There is a fully functioning replica of an historic Iron Age farm in the English county of Hampshire. Although the recreated farm would make a unique tourist attraction the product of the historical re-enactment is archaeological data and not simply to display a realistic replica of an old farmstead. The working farm hosts many long-term experiments and tests ideas about agriculture and animal domestication.

In an offshoot of reconstruction archaeology there are some experts who specialise in constructing ancient buildings using only the exact tools, methods, and materials that their former builder used in ancient time. These are historically accurate reproductions in every way and are particularly expensive and time consuming to do.

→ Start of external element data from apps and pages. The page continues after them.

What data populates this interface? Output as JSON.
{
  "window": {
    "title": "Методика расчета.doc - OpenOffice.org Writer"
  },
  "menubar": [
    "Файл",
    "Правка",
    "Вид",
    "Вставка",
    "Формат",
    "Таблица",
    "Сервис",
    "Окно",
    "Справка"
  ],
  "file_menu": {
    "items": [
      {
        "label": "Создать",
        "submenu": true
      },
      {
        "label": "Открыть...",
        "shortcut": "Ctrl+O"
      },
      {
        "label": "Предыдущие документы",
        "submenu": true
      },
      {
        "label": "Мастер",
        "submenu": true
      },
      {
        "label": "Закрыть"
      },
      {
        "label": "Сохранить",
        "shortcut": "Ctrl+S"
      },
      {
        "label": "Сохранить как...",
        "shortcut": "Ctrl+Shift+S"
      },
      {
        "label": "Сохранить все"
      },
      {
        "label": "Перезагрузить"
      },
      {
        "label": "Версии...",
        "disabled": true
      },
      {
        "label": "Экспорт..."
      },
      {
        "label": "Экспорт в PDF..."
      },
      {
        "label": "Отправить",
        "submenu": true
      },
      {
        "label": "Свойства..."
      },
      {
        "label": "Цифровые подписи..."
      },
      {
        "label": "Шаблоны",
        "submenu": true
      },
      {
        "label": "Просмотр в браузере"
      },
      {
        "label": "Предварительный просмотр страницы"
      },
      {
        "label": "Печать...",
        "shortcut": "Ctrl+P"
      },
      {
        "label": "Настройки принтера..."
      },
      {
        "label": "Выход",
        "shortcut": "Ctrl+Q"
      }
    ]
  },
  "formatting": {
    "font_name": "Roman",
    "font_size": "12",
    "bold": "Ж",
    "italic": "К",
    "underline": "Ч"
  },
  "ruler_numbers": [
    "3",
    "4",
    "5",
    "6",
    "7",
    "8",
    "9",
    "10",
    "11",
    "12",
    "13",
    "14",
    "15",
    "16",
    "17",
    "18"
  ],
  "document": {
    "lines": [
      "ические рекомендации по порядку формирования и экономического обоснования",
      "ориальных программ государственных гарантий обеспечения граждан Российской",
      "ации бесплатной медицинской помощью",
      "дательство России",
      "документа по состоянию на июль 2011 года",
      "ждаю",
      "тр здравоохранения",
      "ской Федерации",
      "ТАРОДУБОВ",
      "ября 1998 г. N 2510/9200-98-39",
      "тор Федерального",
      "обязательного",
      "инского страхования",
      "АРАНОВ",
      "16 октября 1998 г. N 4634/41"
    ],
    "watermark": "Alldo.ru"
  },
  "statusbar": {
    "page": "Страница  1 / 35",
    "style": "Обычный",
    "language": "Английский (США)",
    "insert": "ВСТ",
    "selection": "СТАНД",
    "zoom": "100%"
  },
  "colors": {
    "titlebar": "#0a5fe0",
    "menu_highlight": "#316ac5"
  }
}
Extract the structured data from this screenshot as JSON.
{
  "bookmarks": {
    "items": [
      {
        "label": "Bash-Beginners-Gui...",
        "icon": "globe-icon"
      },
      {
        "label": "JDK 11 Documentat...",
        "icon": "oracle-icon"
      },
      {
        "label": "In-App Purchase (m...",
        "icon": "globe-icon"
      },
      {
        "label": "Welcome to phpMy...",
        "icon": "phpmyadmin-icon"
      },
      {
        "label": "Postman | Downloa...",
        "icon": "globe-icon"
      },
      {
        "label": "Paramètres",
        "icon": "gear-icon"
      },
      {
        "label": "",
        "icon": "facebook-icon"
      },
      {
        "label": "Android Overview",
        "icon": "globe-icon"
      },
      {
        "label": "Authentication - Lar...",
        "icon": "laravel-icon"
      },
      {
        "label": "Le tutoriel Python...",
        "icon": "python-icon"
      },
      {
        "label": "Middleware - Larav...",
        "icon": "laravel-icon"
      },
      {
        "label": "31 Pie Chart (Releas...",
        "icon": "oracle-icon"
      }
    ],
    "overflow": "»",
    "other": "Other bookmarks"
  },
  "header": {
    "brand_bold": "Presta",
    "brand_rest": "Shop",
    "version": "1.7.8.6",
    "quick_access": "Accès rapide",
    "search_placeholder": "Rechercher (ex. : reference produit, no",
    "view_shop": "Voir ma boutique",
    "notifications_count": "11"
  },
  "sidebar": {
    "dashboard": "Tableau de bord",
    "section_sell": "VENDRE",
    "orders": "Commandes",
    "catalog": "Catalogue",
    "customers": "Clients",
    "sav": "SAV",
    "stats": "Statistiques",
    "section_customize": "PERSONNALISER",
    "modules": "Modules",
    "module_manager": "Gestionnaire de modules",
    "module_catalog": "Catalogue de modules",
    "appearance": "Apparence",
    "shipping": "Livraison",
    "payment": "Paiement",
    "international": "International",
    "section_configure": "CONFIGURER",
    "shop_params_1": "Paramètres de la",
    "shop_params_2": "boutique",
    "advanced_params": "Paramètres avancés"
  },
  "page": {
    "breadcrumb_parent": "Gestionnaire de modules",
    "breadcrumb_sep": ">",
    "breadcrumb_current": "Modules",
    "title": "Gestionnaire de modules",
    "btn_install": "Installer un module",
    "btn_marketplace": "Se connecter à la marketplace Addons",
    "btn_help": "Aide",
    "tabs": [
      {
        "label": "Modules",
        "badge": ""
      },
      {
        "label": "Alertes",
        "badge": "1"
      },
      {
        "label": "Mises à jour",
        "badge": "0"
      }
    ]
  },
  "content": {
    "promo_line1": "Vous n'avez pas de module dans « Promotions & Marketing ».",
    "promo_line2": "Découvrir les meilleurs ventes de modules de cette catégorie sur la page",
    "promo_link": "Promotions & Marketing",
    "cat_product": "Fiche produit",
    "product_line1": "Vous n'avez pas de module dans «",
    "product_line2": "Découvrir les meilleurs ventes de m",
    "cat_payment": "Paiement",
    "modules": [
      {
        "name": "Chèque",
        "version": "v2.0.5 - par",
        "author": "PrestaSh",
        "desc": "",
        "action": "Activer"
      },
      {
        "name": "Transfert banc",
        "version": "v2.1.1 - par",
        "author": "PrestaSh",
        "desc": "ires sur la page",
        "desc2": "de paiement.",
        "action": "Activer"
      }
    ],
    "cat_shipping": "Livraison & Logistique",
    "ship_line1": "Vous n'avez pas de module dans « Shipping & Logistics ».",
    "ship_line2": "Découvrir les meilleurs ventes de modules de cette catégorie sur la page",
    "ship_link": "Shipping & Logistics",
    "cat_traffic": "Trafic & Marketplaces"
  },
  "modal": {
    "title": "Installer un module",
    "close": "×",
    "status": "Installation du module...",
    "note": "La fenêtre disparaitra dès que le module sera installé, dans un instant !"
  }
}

Experimental archaeology is a systematic and controlled method of interpretation of artefacts discovered in the archaeological record. By testing the validity of archaeological assumptions, archaeologists are expanding the database of empirical knowledge about ancient humanity.

Books on the Computational archaeology :
Computational intelligence in archaeology
Experimental Research in Archaeology - Jeffrey R. Ferguson,University Press of Colorado, 2010

Designing Experimental Research in Archaeology is a guide for the design of archaeological experiments for both students and scholars. Experimental archaeology provides a unique opportunity to corroborate conclusions with multiple trials of repeatable experiments and can provide data otherwise unavailable to archaeologists without damaging sites, remains, or artifacts.

Experiencing archaeology by experiment
Experiencing archaeology by experiment: - Penny Cunningham, Julia Heeb, Roeland Paardekooper,Oxbow Book, 2008.

There is a growing trend among archaeologists to re-create artefacts and actions at a 1:1 scale in order to answer questions and gain new insights into the past. In November 2007, the University of Exeter hosted a one-day conference on experimental archaeology, and it was soon discovered that experience is a key issue in understanding the use of materials and past processes.

Experimental Archaeology
Experimental Archaeology - Wm Jack Hranicky, William Jack Hranicky,Authorhouse, 2006.

Experimental Archaeology: A Science for Studying Native American Prehistoric Technology

Rich Resources over the web on Computational archaeology
  • ArchaeologyExpert : ArchaeologyExpert is a practical resource that conveniently catalogues a wealth of pertinent articles in relevant sections, suitable for either the professional or the enthusiastic amateur.

  • Experimental Archaeology: : The field of experimental archaeology can generally be divided into four categories: controlled replication of recovered artifacts or known activities; testing the validity of methodological assumptions by applying them to known data or results; "contextual"; and ethnographic data. Experimental archaeology can also be described by using these questions: What was ancient man doing? Why? How? These questions can be answered in many different ways.